Exercise objective
Would you please print exactly the lines that run from the one with "Serialize everything readable" to the last line of the data, both included, without any pictures?
--- Data listing Enclosed Below ---
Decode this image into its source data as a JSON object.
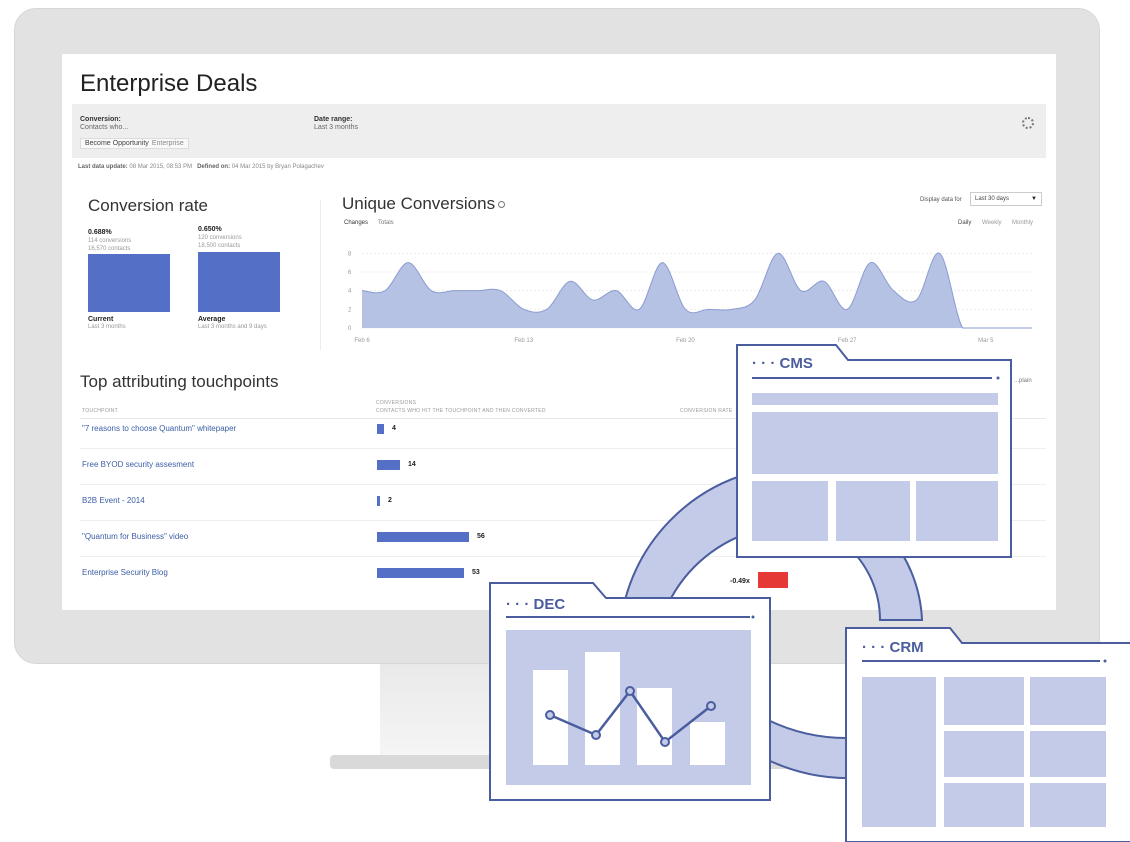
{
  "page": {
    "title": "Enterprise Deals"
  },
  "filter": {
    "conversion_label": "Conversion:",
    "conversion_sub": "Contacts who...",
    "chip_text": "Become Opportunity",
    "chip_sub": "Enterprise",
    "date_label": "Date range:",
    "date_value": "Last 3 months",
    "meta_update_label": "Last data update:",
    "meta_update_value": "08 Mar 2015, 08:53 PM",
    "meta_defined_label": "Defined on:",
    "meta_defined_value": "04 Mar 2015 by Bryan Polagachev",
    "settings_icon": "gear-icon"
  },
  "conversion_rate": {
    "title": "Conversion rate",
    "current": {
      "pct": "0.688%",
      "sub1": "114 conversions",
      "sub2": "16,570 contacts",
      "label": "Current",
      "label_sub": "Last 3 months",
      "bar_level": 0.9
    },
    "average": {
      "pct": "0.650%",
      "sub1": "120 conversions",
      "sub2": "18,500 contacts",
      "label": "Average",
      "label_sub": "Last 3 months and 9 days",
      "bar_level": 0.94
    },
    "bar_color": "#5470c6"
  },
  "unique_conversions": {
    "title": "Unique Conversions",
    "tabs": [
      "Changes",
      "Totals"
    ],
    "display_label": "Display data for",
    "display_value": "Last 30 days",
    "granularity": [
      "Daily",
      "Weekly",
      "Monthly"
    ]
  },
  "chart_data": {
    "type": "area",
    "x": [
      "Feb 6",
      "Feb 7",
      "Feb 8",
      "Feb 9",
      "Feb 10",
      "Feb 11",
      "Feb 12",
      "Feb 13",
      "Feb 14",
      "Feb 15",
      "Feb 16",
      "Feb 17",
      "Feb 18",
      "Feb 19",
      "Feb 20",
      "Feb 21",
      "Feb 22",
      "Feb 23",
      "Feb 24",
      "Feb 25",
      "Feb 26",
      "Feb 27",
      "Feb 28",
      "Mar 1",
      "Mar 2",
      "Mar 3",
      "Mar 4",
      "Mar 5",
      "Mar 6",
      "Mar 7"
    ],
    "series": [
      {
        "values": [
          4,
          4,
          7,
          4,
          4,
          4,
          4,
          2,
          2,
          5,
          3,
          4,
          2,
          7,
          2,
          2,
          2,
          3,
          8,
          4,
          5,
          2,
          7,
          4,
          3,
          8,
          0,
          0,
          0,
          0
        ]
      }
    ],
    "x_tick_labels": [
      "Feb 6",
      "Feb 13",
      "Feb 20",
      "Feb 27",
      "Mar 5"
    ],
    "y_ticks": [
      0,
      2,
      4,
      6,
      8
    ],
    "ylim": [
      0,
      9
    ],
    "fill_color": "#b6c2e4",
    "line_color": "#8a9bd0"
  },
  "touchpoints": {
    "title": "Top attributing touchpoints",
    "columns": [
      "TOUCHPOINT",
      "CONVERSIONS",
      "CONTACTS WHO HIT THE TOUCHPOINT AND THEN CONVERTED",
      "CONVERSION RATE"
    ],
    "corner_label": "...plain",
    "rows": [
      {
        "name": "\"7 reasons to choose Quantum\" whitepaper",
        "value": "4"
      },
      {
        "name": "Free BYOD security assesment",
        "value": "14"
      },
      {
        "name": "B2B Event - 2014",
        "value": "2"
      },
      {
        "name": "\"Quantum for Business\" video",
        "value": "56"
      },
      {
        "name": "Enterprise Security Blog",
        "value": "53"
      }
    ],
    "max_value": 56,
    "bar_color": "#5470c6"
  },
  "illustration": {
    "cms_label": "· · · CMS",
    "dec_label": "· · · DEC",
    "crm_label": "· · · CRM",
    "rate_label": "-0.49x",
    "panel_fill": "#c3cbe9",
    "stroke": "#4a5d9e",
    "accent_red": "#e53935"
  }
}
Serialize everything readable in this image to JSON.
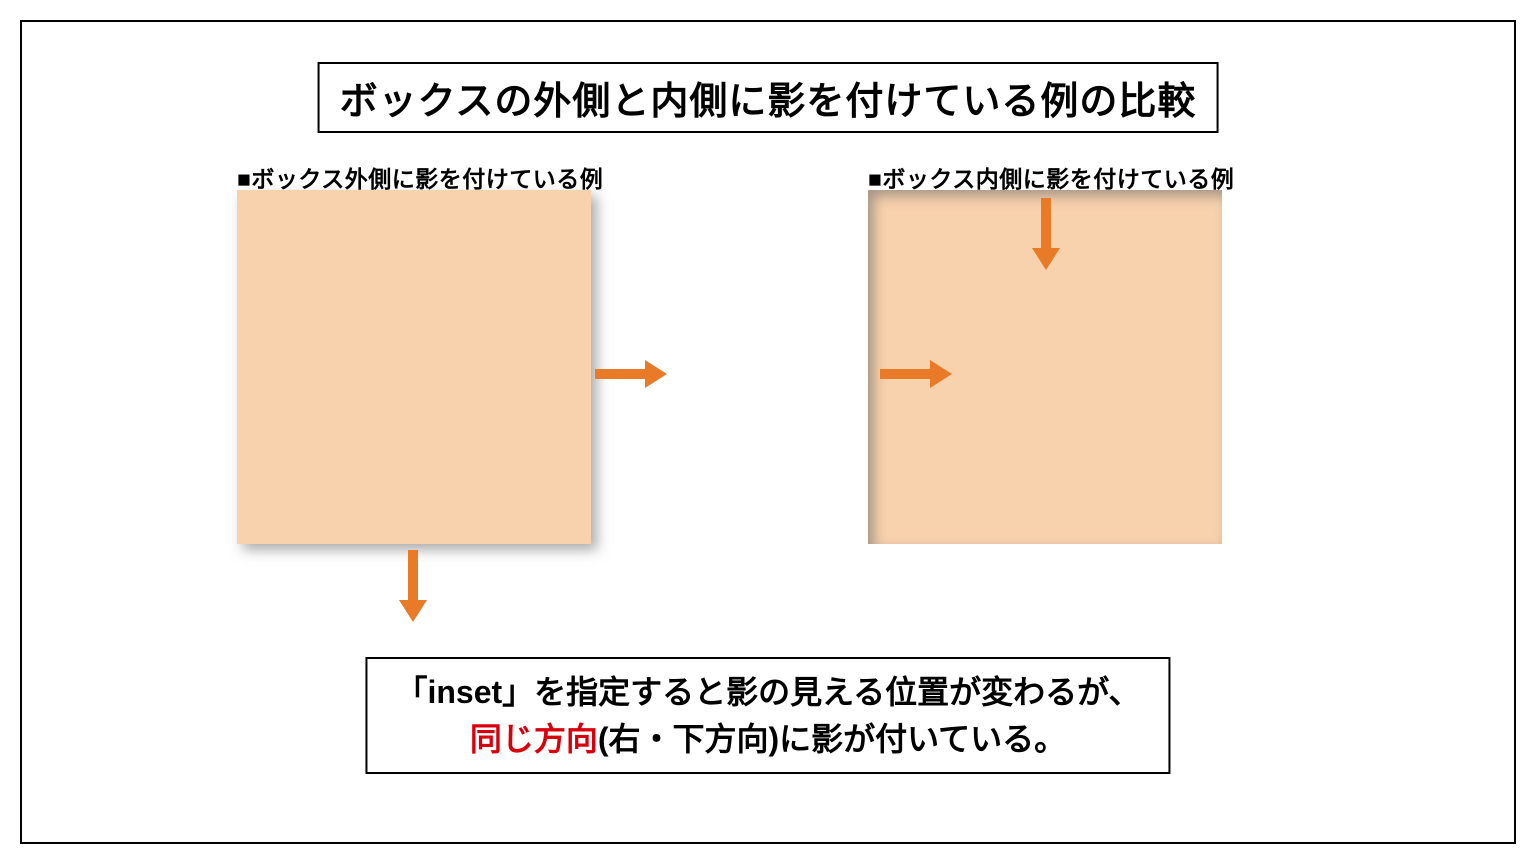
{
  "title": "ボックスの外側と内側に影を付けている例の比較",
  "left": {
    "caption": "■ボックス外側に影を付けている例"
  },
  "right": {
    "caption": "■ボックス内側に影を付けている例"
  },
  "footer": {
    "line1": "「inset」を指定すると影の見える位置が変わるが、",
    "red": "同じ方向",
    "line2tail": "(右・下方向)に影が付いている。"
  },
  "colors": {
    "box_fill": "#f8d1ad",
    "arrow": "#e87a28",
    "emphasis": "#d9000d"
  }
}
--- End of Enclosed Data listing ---
Result for this task
Serialize everything readable in this image to JSON.
{
  "title": "ボックスの外側と内側に影を付けている例の比較",
  "left": {
    "caption": "■ボックス外側に影を付けている例"
  },
  "right": {
    "caption": "■ボックス内側に影を付けている例"
  },
  "footer": {
    "line1": "「inset」を指定すると影の見える位置が変わるが、",
    "red": "同じ方向",
    "line2tail": "(右・下方向)に影が付いている。"
  },
  "colors": {
    "box_fill": "#f8d1ad",
    "arrow": "#e87a28",
    "emphasis": "#d9000d"
  }
}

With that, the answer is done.